I would say that Peksa has better physical tools, and if he can improve on his reads of the play and rebound control more then he could have a higher ceiling as a result. He is certainly having a better rookie-VHL season than Akhtyamov did last year at the same age.
Now that he's signed an ELC, we'll see if he gets loaned back to their Russian team or if he jumps to North America right away. Considering the issue I've mentioned before for him and Akhtyamov being blocked from getting a shot at the KHL level, he may either try to be loaned to a different KHL team or decide playing in the AHL/ECHL is still a better opportunity.
Weight: 168 lbs
Birthdate: October 31st, 2001 (21 yrs)
Drafted: Round 4, 106th overall, 2020

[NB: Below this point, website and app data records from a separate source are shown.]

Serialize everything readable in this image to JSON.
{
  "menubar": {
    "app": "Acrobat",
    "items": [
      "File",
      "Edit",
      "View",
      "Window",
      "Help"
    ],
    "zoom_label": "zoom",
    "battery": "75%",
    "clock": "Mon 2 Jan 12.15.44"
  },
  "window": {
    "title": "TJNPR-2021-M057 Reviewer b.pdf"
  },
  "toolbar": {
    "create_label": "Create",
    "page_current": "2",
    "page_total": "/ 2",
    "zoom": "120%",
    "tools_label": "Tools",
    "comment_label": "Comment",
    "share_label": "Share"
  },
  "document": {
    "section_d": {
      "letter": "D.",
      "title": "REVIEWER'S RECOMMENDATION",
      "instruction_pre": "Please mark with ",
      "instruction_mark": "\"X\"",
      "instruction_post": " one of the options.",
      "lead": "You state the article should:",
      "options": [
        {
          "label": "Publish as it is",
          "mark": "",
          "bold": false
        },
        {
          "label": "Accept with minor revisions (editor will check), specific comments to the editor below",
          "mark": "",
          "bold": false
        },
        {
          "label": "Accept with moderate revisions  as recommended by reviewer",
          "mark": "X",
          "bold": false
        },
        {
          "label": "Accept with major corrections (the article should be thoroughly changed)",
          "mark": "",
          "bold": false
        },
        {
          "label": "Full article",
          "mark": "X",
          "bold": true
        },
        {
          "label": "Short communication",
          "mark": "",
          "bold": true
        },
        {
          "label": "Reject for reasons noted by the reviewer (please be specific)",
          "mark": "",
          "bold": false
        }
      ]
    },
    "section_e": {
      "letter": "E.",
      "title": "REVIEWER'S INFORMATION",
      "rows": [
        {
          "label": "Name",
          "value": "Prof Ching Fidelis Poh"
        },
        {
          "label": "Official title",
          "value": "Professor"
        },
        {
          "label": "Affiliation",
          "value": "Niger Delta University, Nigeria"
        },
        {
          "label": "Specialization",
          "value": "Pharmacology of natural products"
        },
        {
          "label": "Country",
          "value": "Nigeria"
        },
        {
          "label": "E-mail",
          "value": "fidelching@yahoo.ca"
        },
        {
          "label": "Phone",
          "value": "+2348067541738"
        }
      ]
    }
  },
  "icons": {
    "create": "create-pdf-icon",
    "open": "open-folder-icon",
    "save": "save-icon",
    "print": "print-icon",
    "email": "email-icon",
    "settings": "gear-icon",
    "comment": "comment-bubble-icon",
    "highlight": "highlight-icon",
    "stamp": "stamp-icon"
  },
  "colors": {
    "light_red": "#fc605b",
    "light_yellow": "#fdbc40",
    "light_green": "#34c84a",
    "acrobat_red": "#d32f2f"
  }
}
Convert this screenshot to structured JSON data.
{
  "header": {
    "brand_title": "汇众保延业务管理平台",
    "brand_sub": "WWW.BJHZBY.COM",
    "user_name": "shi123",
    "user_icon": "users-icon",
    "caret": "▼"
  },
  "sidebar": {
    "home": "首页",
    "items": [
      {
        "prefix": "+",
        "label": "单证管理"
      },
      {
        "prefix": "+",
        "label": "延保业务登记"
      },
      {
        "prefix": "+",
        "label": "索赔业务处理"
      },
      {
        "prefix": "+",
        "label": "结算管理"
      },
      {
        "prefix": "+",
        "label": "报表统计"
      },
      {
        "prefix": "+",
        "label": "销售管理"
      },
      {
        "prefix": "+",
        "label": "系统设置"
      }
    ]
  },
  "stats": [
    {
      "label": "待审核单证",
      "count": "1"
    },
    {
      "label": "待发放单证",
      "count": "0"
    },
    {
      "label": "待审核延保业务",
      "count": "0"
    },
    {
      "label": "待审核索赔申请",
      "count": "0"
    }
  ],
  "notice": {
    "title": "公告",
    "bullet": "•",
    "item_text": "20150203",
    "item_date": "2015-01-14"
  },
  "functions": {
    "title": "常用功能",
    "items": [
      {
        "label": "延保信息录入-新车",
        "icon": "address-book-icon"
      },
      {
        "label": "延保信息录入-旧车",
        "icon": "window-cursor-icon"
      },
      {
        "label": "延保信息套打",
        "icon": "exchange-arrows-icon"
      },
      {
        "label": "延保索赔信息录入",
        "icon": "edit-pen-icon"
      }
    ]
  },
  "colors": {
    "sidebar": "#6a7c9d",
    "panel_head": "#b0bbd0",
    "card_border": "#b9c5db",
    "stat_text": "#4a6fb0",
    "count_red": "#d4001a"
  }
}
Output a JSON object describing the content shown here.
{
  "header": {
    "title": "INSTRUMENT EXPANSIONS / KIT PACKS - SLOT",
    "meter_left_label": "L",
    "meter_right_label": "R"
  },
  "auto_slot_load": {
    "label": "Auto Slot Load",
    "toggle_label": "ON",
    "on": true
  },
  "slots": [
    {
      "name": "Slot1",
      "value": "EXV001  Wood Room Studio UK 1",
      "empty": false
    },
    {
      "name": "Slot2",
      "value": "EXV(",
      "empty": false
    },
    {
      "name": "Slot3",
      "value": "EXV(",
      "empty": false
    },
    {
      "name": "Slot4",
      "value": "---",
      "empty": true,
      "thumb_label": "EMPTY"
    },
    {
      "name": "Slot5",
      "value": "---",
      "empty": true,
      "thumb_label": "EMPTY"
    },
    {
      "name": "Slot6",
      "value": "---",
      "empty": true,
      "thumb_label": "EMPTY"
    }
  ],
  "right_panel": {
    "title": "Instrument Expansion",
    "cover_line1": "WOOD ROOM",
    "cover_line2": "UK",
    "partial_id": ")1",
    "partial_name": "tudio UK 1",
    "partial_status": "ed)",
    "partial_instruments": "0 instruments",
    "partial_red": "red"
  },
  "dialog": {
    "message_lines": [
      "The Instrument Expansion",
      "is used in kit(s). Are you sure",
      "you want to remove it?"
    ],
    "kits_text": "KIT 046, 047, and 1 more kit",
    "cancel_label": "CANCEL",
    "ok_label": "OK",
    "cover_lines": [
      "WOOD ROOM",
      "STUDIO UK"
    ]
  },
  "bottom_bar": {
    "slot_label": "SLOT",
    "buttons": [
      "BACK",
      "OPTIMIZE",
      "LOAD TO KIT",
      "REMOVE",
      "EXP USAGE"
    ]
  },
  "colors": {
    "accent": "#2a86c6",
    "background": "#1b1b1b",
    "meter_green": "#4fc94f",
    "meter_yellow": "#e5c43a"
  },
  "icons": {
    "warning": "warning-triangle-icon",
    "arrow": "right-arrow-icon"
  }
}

Contract Status: Unsigned, rights expire 2027+
Speaking of Akhtyamov, he is the slightly older Russian goalie from the same Kazan organization. He's consistently played one level up ahead of Peksa, until this season. However, this season Kazan loaned him to Neftyanik Almetievsk in the VHL so both he and Peksa could get as many starts as possible. While Peksa did very well, and better in fact than Akhtyamov did at the same age and level last year, this year Akhtyamov had a big breakout. He led the entire VHL in save percentage with a .943 in 39 games.
Here's what I wrote about Akhtyamov back in December:
When he’s on his game, he looks very calm and in control and doesn’t give up almost any rebounds. He’s been very good at seeing pucks through traffic and gloving/smothering shots before the other team even has a chance to create a chaotic scrum in front of him. He’s also been excellent positionally, so the shots he faces are easier to control. Off the rush, he’s good at handling more difficult shots to again avoid juicy rebounds. The team in front of him also seems to do a good job at limiting more dangerous chances against, relatively speaking. So from what I’ve seen it hasn’t looked like he’s faced a highly difficult workload, but part of that can also be down to him not giving up second, third, and fourth chances off rebounds.
The other thing I’ve noticed is that if you can get a chaotic scrum going in front of him, his control breaks down and he can get happy feet. He’ll stray out of his net trying to stay square to a shooter and get caught in no mans land. He can try to use his stick to poke pucks away or block passes, but leave his five hole open as a result. This is something I noticed a lot more earlier in the year, but not as much now. It may be that he’s just really dialed in of late so he doesn’t allow himself to get in those situations. But when things get more difficult, against tough opponents down the stretch or in the playoffs, can he keep that same level of control?
One thing that I think really helped Akhtyamov is that the team in front of him was a very defensive-minded team. They did a pretty good job making his job easier in terms of keeping more dangerous shots away, and clearing away rebounds. That said, Akhtyamov definitely made a lot of saves that got through to him and seemed very in control in his crease, which has not always been the case for him in past years.
But at this point, I do think it's telling that Peksa has been signed to an ELC while Akhtyamov has not. We'll see if that means anything in the end, but for now we'll still be waiting to see if he can break into the KHL at all.